### [Work task]
Once you have read the entries below, write them all out again exactly.

(Saved entries)
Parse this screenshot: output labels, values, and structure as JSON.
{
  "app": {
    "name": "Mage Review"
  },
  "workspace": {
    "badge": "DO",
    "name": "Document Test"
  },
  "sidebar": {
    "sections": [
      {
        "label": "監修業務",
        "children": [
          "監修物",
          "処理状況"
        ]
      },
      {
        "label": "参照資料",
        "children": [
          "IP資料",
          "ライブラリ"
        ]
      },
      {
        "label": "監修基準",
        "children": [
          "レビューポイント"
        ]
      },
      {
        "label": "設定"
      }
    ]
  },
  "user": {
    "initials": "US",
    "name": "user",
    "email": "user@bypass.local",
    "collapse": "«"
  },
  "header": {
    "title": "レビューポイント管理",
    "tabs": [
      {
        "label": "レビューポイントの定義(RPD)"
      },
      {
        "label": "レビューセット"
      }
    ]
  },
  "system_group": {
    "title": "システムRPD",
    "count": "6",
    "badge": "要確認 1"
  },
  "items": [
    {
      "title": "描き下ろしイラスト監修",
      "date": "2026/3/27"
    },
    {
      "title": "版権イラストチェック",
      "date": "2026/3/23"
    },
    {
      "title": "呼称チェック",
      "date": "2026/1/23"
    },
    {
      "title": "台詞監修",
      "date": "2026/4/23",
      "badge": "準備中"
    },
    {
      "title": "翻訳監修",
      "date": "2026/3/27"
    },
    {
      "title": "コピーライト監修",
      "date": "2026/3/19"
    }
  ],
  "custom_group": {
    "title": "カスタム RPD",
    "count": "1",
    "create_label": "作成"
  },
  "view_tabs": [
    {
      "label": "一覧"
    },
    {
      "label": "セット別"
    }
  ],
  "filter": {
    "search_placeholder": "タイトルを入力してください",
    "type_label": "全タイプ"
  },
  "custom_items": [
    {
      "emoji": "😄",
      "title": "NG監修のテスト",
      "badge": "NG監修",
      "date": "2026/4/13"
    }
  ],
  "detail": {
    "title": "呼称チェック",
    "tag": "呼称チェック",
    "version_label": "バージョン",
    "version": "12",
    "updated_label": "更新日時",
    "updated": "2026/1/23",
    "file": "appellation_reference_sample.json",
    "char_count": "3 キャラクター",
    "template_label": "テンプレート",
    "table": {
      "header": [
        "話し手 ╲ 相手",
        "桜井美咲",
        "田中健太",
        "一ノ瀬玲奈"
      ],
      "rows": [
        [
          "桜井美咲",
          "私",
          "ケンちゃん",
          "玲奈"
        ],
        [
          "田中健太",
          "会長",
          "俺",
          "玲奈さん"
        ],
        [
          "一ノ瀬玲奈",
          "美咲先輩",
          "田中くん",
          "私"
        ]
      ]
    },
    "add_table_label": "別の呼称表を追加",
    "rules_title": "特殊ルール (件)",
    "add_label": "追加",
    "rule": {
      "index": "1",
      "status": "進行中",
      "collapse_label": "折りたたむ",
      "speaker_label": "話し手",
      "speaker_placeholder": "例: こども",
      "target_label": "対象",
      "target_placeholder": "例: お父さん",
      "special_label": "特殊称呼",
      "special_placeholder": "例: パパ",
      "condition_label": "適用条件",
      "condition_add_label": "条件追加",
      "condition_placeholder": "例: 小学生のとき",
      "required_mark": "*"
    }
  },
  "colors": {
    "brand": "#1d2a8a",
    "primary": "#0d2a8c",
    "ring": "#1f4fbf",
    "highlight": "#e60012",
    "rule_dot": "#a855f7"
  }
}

### [Response]
Parse this screenshot: output labels, values, and structure as JSON.
{
  "app": {
    "name": "Mage Review"
  },
  "workspace": {
    "badge": "DO",
    "name": "Document Test"
  },
  "sidebar": {
    "sections": [
      {
        "label": "監修業務",
        "children": [
          "監修物",
          "処理状況"
        ]
      },
      {
        "label": "参照資料",
        "children": [
          "IP資料",
          "ライブラリ"
        ]
      },
      {
        "label": "監修基準",
        "children": [
          "レビューポイント"
        ]
      },
      {
        "label": "設定"
      }
    ]
  },
  "user": {
    "initials": "US",
    "name": "user",
    "email": "user@bypass.local",
    "collapse": "«"
  },
  "header": {
    "title": "レビューポイント管理",
    "tabs": [
      {
        "label": "レビューポイントの定義(RPD)"
      },
      {
        "label": "レビューセット"
      }
    ]
  },
  "system_group": {
    "title": "システムRPD",
    "count": "6",
    "badge": "要確認 1"
  },
  "items": [
    {
      "title": "描き下ろしイラスト監修",
      "date": "2026/3/27"
    },
    {
      "title": "版権イラストチェック",
      "date": "2026/3/23"
    },
    {
      "title": "呼称チェック",
      "date": "2026/1/23"
    },
    {
      "title": "台詞監修",
      "date": "2026/4/23",
      "badge": "準備中"
    },
    {
      "title": "翻訳監修",
      "date": "2026/3/27"
    },
    {
      "title": "コピーライト監修",
      "date": "2026/3/19"
    }
  ],
  "custom_group": {
    "title": "カスタム RPD",
    "count": "1",
    "create_label": "作成"
  },
  "view_tabs": [
    {
      "label": "一覧"
    },
    {
      "label": "セット別"
    }
  ],
  "filter": {
    "search_placeholder": "タイトルを入力してください",
    "type_label": "全タイプ"
  },
  "custom_items": [
    {
      "emoji": "😄",
      "title": "NG監修のテスト",
      "badge": "NG監修",
      "date": "2026/4/13"
    }
  ],
  "detail": {
    "title": "呼称チェック",
    "tag": "呼称チェック",
    "version_label": "バージョン",
    "version": "12",
    "updated_label": "更新日時",
    "updated": "2026/1/23",
    "file": "appellation_reference_sample.json",
    "char_count": "3 キャラクター",
    "template_label": "テンプレート",
    "table": {
      "header": [
        "話し手 ╲ 相手",
        "桜井美咲",
        "田中健太",
        "一ノ瀬玲奈"
      ],
      "rows": [
        [
          "桜井美咲",
          "私",
          "ケンちゃん",
          "玲奈"
        ],
        [
          "田中健太",
          "会長",
          "俺",
          "玲奈さん"
        ],
        [
          "一ノ瀬玲奈",
          "美咲先輩",
          "田中くん",
          "私"
        ]
      ]
    },
    "add_table_label": "別の呼称表を追加",
    "rules_title": "特殊ルール (件)",
    "add_label": "追加",
    "rule": {
      "index": "1",
      "status": "進行中",
      "collapse_label": "折りたたむ",
      "speaker_label": "話し手",
      "speaker_placeholder": "例: こども",
      "target_label": "対象",
      "target_placeholder": "例: お父さん",
      "special_label": "特殊称呼",
      "special_placeholder": "例: パパ",
      "condition_label": "適用条件",
      "condition_add_label": "条件追加",
      "condition_placeholder": "例: 小学生のとき",
      "required_mark": "*"
    }
  },
  "colors": {
    "brand": "#1d2a8a",
    "primary": "#0d2a8c",
    "ring": "#1f4fbf",
    "highlight": "#e60012",
    "rule_dot": "#a855f7"
  }
}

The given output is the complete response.